Ed Moise: "Is War Our Biological Destiny?"
I was startled by the statement attributed to Victor Hanson, in"Is War Our Biological Destiny?" (Nov. 11)."He cites a brief period between A.D. 100 and A.D. 200 as perhaps the only time of world peace, the result of the Roman Empire's having everyone, fleetingly, it its thrall."
Ignore for the moment Rome's lack of dominion over distant lands like India and China, and consider only the part of the world with which Rome had direct contact. The Roman Empire always had borders. There was peace along the borders for substantial portions of the century to which Hanson referred, but this was not because all the neighboring kingdoms and tribes were in thrall. Rome had to get along with neighbors that were not in thrall. And Rome fought wars in that century also. The campaigns of Trajan in Mesopotamia, and those of Marcus Aurelius against the Germans, spring to mind.

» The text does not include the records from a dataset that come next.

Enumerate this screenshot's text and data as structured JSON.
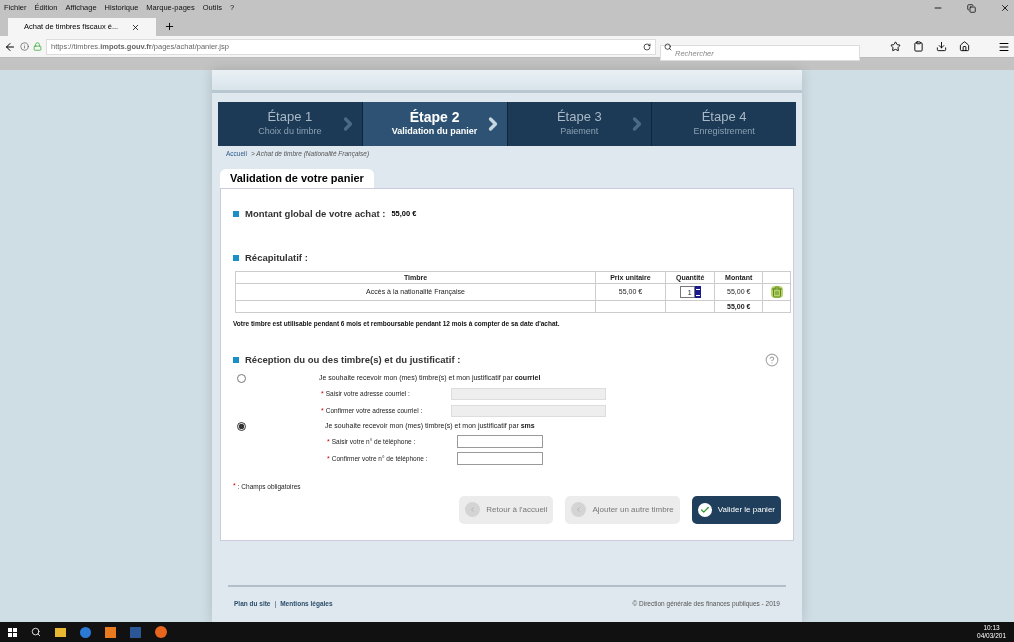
{
  "browser": {
    "menu": [
      "Fichier",
      "Édition",
      "Affichage",
      "Historique",
      "Marque-pages",
      "Outils",
      "?"
    ],
    "tab": {
      "title": "Achat de timbres fiscaux é..."
    },
    "url": "https://timbres.**impots.gouv.fr**/pages/achat/panier.jsp",
    "search": {
      "placeholder": "Rechercher"
    }
  },
  "steps": [
    {
      "title": "Étape 1",
      "subtitle": "Choix du timbre",
      "selected": false
    },
    {
      "title": "Étape 2",
      "subtitle": "Validation du panier",
      "selected": true
    },
    {
      "title": "Étape 3",
      "subtitle": "Paiement",
      "selected": false
    },
    {
      "title": "Étape 4",
      "subtitle": "Enregistrement",
      "selected": false
    }
  ],
  "breadcrumb": {
    "link": "Accueil",
    "rest": "> Achat de timbre (Nationalité Française)"
  },
  "card": {
    "title": "Validation de votre panier"
  },
  "total": {
    "label": "Montant global de votre achat :",
    "value": "55,00 €"
  },
  "recap": {
    "heading": "Récapitulatif :",
    "columns": [
      "Timbre",
      "Prix unitaire",
      "Quantité",
      "Montant"
    ],
    "rows": [
      {
        "timbre": "Accès à la nationalité Française",
        "prix": "55,00 €",
        "quantite": "1",
        "montant": "55,00 €"
      }
    ],
    "sum": "55,00 €",
    "note": "Votre timbre est utilisable pendant 6 mois et remboursable pendant 12 mois à compter de sa date d'achat."
  },
  "reception": {
    "heading": "Réception du ou des timbre(s) et du justificatif :",
    "options": [
      {
        "label": "Je souhaite recevoir mon (mes) timbre(s) et mon justificatif par **courriel**",
        "selected": false,
        "fields": [
          {
            "label": "Saisir votre adresse courriel :",
            "disabled": true
          },
          {
            "label": "Confirmer votre adresse courriel :",
            "disabled": true
          }
        ]
      },
      {
        "label": "Je souhaite recevoir mon (mes) timbre(s) et mon justificatif par **sms**",
        "selected": true,
        "fields": [
          {
            "label": "Saisir votre n° de téléphone :",
            "disabled": false
          },
          {
            "label": "Confirmer votre n° de téléphone :",
            "disabled": false
          }
        ]
      }
    ]
  },
  "required": {
    "mark": "*",
    "label": ": Champs obligatoires"
  },
  "buttons": [
    {
      "label": "Retour à l'accueil",
      "kind": "secondary"
    },
    {
      "label": "Ajouter un autre timbre",
      "kind": "secondary"
    },
    {
      "label": "Valider le panier",
      "kind": "primary"
    }
  ],
  "footer": {
    "links": [
      "Plan du site",
      "Mentions légales"
    ],
    "separator": "|",
    "copyright": "© Direction générale des finances publiques - 2019"
  },
  "taskbar": {
    "time": "10:13",
    "date": "04/03/201"
  }
}
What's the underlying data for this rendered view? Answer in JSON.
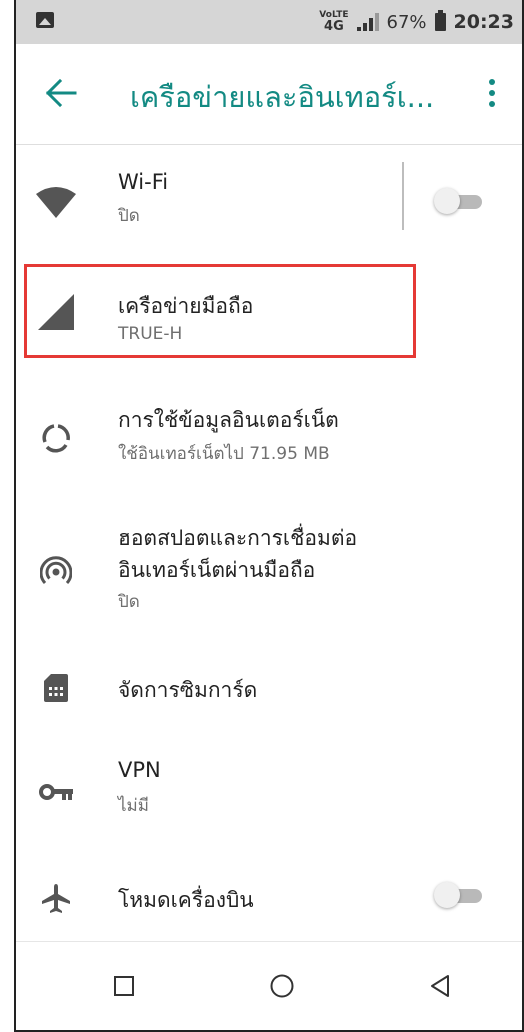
{
  "status_bar": {
    "volte_label": "VoLTE",
    "network_label": "4G",
    "battery_percent": "67%",
    "time": "20:23"
  },
  "app_bar": {
    "title": "เครือข่ายและอินเทอร์เ...",
    "accent_color": "#138a83"
  },
  "settings": {
    "wifi": {
      "title": "Wi-Fi",
      "subtitle": "ปิด",
      "toggle_on": false
    },
    "mobile_network": {
      "title": "เครือข่ายมือถือ",
      "subtitle": "TRUE-H"
    },
    "data_usage": {
      "title": "การใช้ข้อมูลอินเตอร์เน็ต",
      "subtitle": "ใช้อินเทอร์เน็ตไป 71.95 MB"
    },
    "hotspot": {
      "title_line1": "ฮอตสปอตและการเชื่อมต่อ",
      "title_line2": "อินเทอร์เน็ตผ่านมือถือ",
      "subtitle": "ปิด"
    },
    "sim_manager": {
      "title": "จัดการซิมการ์ด"
    },
    "vpn": {
      "title": "VPN",
      "subtitle": "ไม่มี"
    },
    "airplane": {
      "title": "โหมดเครื่องบิน",
      "toggle_on": false
    }
  },
  "highlight_color": "#e53935",
  "icons": [
    "wifi-icon",
    "cell-signal-icon",
    "data-usage-icon",
    "hotspot-icon",
    "sim-card-icon",
    "vpn-key-icon",
    "airplane-icon",
    "recents-icon",
    "home-icon",
    "back-icon"
  ]
}
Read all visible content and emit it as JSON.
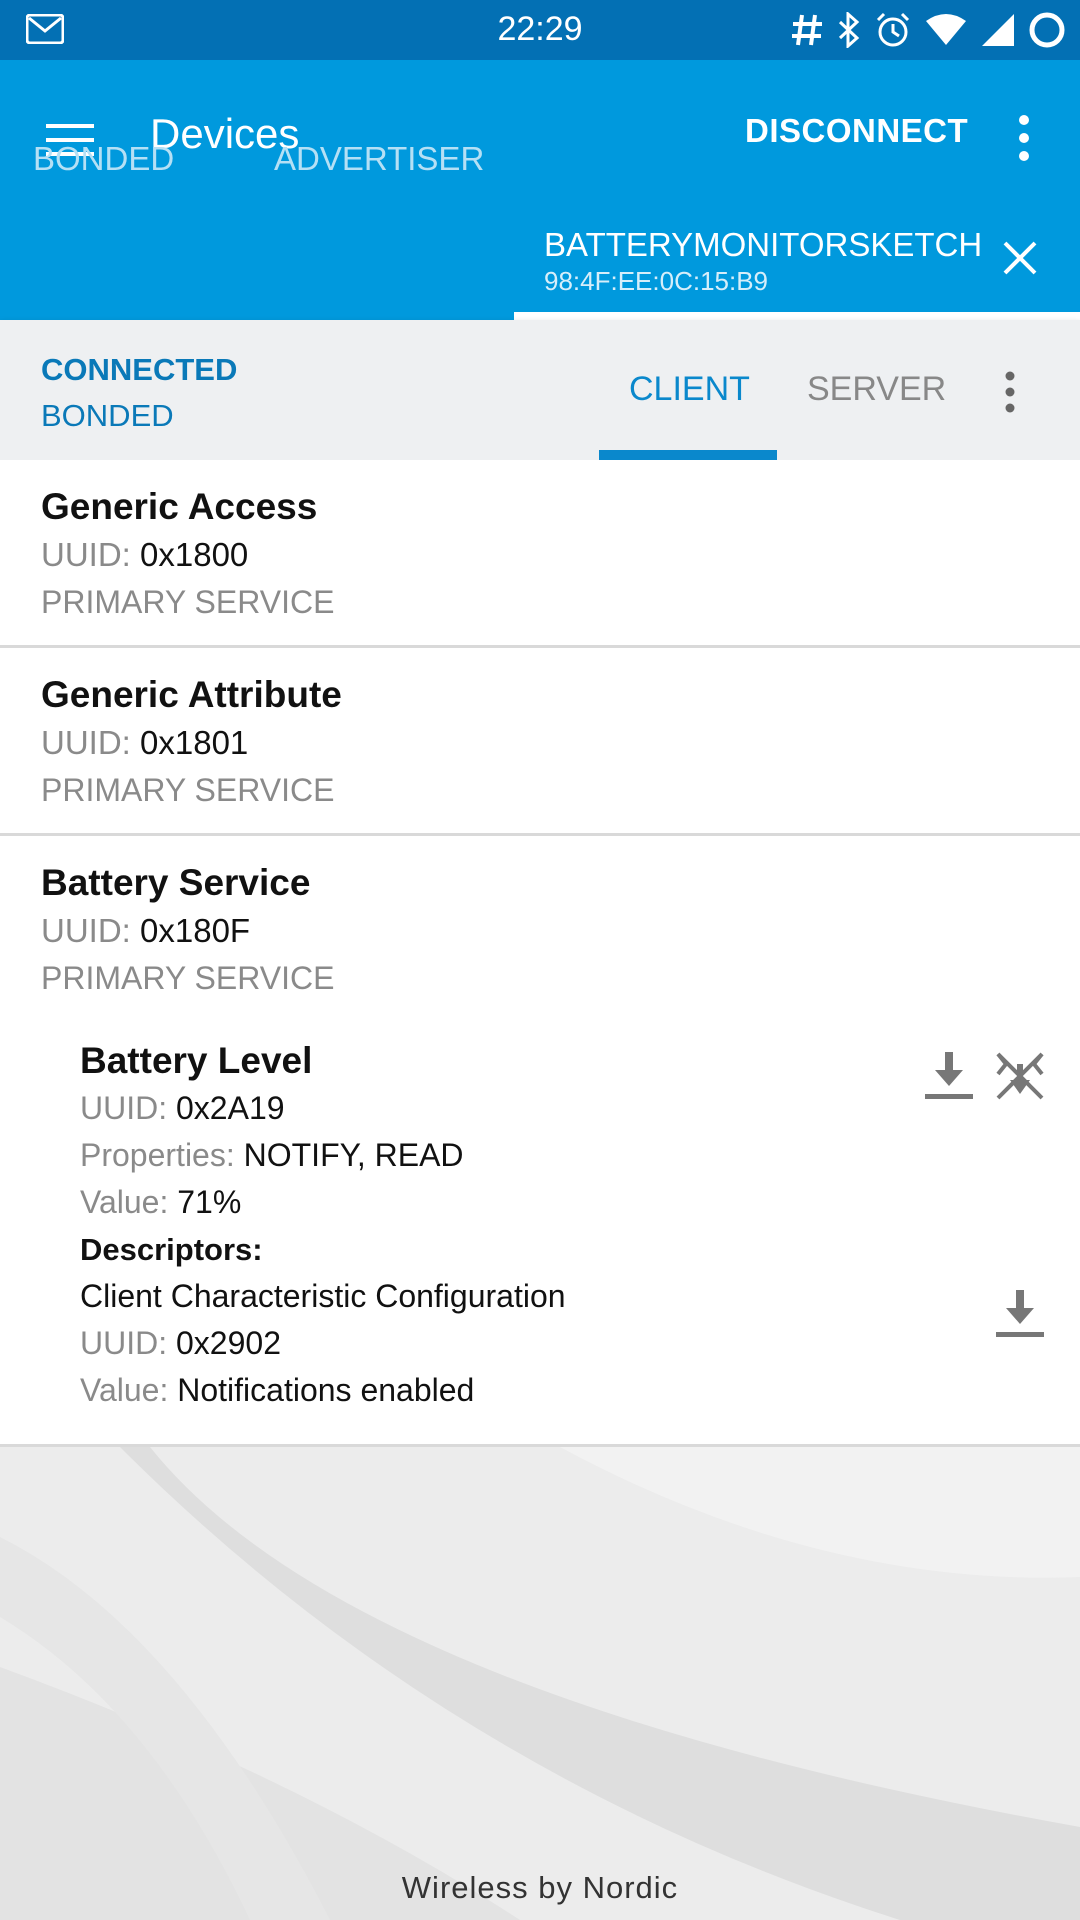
{
  "status_bar": {
    "time": "22:29",
    "left_icon": "gmail-icon",
    "right_icons": [
      "hash-icon",
      "bluetooth-icon",
      "alarm-icon",
      "wifi-icon",
      "signal-icon",
      "sync-icon"
    ]
  },
  "app_bar": {
    "title": "Devices",
    "disconnect_label": "DISCONNECT",
    "tabs": [
      {
        "label": "BONDED"
      },
      {
        "label": "ADVERTISER"
      },
      {
        "label": "BATTERYMONITORSKETCH",
        "sub": "98:4F:EE:0C:15:B9"
      }
    ]
  },
  "connection": {
    "state": "CONNECTED",
    "bond": "BONDED",
    "tabs": [
      {
        "label": "CLIENT"
      },
      {
        "label": "SERVER"
      }
    ]
  },
  "services": [
    {
      "name": "Generic Access",
      "uuid_label": "UUID:",
      "uuid": "0x1800",
      "type": "PRIMARY SERVICE"
    },
    {
      "name": "Generic Attribute",
      "uuid_label": "UUID:",
      "uuid": "0x1801",
      "type": "PRIMARY SERVICE"
    },
    {
      "name": "Battery Service",
      "uuid_label": "UUID:",
      "uuid": "0x180F",
      "type": "PRIMARY SERVICE",
      "characteristic": {
        "name": "Battery Level",
        "uuid_label": "UUID:",
        "uuid": "0x2A19",
        "properties_label": "Properties:",
        "properties": "NOTIFY, READ",
        "value_label": "Value:",
        "value": "71%",
        "descriptors_label": "Descriptors:",
        "descriptor": {
          "name": "Client Characteristic Configuration",
          "uuid_label": "UUID:",
          "uuid": "0x2902",
          "value_label": "Value:",
          "value": "Notifications enabled"
        }
      }
    }
  ],
  "footer": {
    "text": "Wireless by Nordic"
  },
  "colors": {
    "status_bar": "#0370b4",
    "app_bar": "#0099dd",
    "accent": "#0a88cc"
  }
}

Edwin E. Moise
comments powered by Disqus
- Joan Baez, Sly Stone, Steve Martin, Ben E. King -- all honored by the Library of Congress
- StoryCorps to Launch Global Expansion With $1M TED Prize
- Hofstra Event Looks at Bush Presidency
- Did Israel steal uranium from a town in Pennsylvania in the 1960s?
- Sequel to Nelson Mandela's Long Walk to Freedom to be published next year
- Emory’s Leslie Harris says we should remember the racist roots of American colleges as we think about what went wrong at OU and other schools
- Stanford historian looks to the U.S. Postal Service to map the boom and bust of 19th-century American West
- U.S. historian denounces Japanese scholars' statement over wartime sexual slavery
- Timothy V Johnson Named Head of Tamiment Library
- History Camp "unconference" returns for the second year in Boston